DATA SHOWN Block Start

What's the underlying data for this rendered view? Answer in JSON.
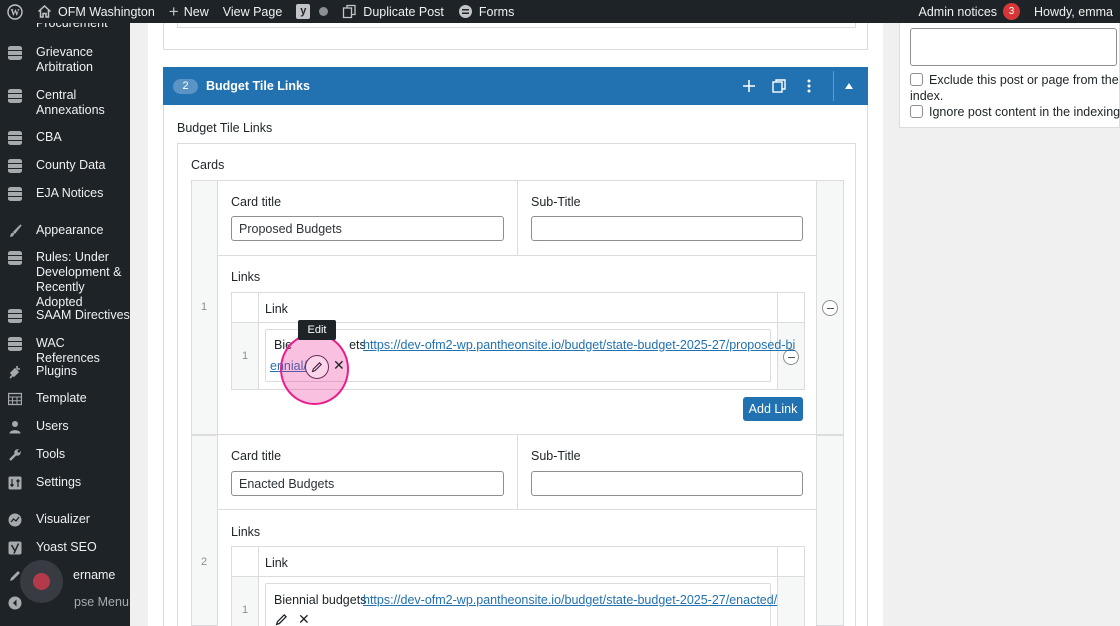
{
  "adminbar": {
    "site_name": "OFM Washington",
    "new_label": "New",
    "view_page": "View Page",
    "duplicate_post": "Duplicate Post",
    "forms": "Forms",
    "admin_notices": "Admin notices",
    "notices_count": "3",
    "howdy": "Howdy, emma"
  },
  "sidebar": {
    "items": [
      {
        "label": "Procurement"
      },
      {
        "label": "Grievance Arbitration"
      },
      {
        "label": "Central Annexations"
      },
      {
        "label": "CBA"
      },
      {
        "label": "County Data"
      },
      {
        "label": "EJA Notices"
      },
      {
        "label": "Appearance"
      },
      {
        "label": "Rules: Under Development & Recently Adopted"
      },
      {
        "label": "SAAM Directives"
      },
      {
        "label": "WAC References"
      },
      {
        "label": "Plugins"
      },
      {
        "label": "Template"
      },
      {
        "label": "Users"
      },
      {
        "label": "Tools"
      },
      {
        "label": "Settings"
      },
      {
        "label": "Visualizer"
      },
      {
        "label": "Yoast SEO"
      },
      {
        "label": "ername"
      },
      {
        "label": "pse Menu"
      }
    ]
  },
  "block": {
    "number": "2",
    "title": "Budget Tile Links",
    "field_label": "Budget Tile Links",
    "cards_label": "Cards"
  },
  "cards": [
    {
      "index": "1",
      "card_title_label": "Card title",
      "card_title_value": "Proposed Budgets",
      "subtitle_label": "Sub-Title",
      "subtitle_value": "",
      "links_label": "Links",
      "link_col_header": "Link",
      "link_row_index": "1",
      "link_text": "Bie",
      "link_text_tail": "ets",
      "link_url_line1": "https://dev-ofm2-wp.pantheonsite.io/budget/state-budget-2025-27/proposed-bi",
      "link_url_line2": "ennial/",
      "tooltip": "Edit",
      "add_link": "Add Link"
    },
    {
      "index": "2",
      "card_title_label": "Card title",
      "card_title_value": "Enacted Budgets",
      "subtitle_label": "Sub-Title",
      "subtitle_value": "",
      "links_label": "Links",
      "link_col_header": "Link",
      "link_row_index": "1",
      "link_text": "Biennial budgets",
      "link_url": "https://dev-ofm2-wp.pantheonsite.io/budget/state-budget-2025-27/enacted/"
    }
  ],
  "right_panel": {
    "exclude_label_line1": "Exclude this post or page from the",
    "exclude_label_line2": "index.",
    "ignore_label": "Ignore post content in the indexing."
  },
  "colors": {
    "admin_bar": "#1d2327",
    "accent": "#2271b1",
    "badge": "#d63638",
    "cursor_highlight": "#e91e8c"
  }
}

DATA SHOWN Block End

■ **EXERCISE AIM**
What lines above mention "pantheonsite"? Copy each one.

■ **WORKED SOLUTION**
      "link_url_line1": "https://dev-ofm2-wp.pantheonsite.io/budget/state-budget-2025-27/proposed-bi",
      "link_url": "https://dev-ofm2-wp.pantheonsite.io/budget/state-budget-2025-27/enacted/"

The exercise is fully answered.